#### TASK TO CARRY OUT:
Your answer must be the records below, given again exactly, with no pictures in it.

DATA FOR ANALYSIS Start Marker

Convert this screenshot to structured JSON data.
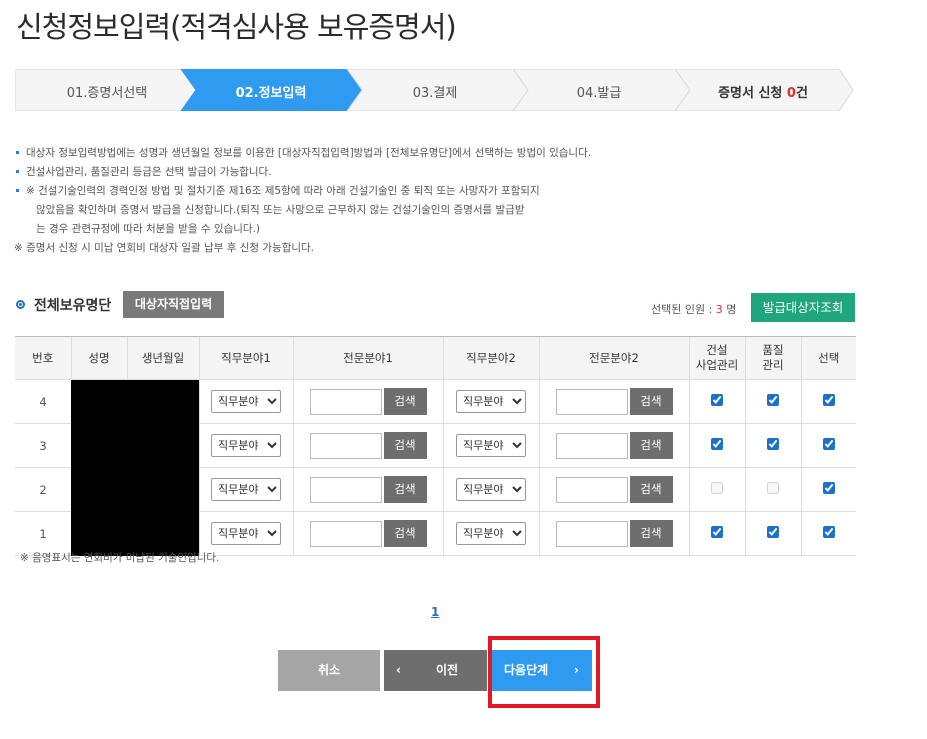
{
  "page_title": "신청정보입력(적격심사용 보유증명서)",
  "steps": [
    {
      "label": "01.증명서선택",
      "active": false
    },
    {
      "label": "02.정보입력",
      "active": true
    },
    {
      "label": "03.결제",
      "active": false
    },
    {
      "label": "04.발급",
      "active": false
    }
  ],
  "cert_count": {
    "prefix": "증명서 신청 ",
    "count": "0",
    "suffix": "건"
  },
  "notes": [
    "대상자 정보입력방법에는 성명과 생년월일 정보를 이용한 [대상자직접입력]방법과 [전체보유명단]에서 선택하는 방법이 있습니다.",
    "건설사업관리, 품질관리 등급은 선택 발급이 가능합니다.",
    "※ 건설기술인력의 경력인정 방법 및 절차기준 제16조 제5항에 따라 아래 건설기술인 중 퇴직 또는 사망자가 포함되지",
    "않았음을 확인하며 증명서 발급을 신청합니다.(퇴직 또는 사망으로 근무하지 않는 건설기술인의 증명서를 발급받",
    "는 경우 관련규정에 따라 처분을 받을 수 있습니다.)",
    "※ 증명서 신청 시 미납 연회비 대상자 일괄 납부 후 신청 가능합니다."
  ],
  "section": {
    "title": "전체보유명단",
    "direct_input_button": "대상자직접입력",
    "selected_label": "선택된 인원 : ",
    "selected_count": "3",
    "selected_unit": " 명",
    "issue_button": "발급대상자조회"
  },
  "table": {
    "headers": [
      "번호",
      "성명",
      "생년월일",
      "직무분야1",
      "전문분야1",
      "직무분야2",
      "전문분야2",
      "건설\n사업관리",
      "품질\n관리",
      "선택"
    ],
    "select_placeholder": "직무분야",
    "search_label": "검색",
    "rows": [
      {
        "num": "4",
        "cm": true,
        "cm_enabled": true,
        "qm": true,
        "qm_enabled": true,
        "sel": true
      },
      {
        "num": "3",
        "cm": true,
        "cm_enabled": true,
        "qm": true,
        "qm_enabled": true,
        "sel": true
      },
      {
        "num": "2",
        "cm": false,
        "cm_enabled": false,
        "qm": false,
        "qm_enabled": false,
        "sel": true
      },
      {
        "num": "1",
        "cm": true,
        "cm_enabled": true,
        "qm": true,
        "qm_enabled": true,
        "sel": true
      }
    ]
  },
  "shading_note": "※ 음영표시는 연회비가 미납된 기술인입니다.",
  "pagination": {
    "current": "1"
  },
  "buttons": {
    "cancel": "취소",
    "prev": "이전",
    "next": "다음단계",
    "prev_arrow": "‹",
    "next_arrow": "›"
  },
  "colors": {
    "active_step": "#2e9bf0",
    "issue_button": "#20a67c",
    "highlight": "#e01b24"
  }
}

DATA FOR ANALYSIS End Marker

#### ANSWER TO THIS EXERCISE:
Convert this screenshot to structured JSON data.
{
  "page_title": "신청정보입력(적격심사용 보유증명서)",
  "steps": [
    {
      "label": "01.증명서선택",
      "active": false
    },
    {
      "label": "02.정보입력",
      "active": true
    },
    {
      "label": "03.결제",
      "active": false
    },
    {
      "label": "04.발급",
      "active": false
    }
  ],
  "cert_count": {
    "prefix": "증명서 신청 ",
    "count": "0",
    "suffix": "건"
  },
  "notes": [
    "대상자 정보입력방법에는 성명과 생년월일 정보를 이용한 [대상자직접입력]방법과 [전체보유명단]에서 선택하는 방법이 있습니다.",
    "건설사업관리, 품질관리 등급은 선택 발급이 가능합니다.",
    "※ 건설기술인력의 경력인정 방법 및 절차기준 제16조 제5항에 따라 아래 건설기술인 중 퇴직 또는 사망자가 포함되지",
    "않았음을 확인하며 증명서 발급을 신청합니다.(퇴직 또는 사망으로 근무하지 않는 건설기술인의 증명서를 발급받",
    "는 경우 관련규정에 따라 처분을 받을 수 있습니다.)",
    "※ 증명서 신청 시 미납 연회비 대상자 일괄 납부 후 신청 가능합니다."
  ],
  "section": {
    "title": "전체보유명단",
    "direct_input_button": "대상자직접입력",
    "selected_label": "선택된 인원 : ",
    "selected_count": "3",
    "selected_unit": " 명",
    "issue_button": "발급대상자조회"
  },
  "table": {
    "headers": [
      "번호",
      "성명",
      "생년월일",
      "직무분야1",
      "전문분야1",
      "직무분야2",
      "전문분야2",
      "건설\n사업관리",
      "품질\n관리",
      "선택"
    ],
    "select_placeholder": "직무분야",
    "search_label": "검색",
    "rows": [
      {
        "num": "4",
        "cm": true,
        "cm_enabled": true,
        "qm": true,
        "qm_enabled": true,
        "sel": true
      },
      {
        "num": "3",
        "cm": true,
        "cm_enabled": true,
        "qm": true,
        "qm_enabled": true,
        "sel": true
      },
      {
        "num": "2",
        "cm": false,
        "cm_enabled": false,
        "qm": false,
        "qm_enabled": false,
        "sel": true
      },
      {
        "num": "1",
        "cm": true,
        "cm_enabled": true,
        "qm": true,
        "qm_enabled": true,
        "sel": true
      }
    ]
  },
  "shading_note": "※ 음영표시는 연회비가 미납된 기술인입니다.",
  "pagination": {
    "current": "1"
  },
  "buttons": {
    "cancel": "취소",
    "prev": "이전",
    "next": "다음단계",
    "prev_arrow": "‹",
    "next_arrow": "›"
  },
  "colors": {
    "active_step": "#2e9bf0",
    "issue_button": "#20a67c",
    "highlight": "#e01b24"
  }
}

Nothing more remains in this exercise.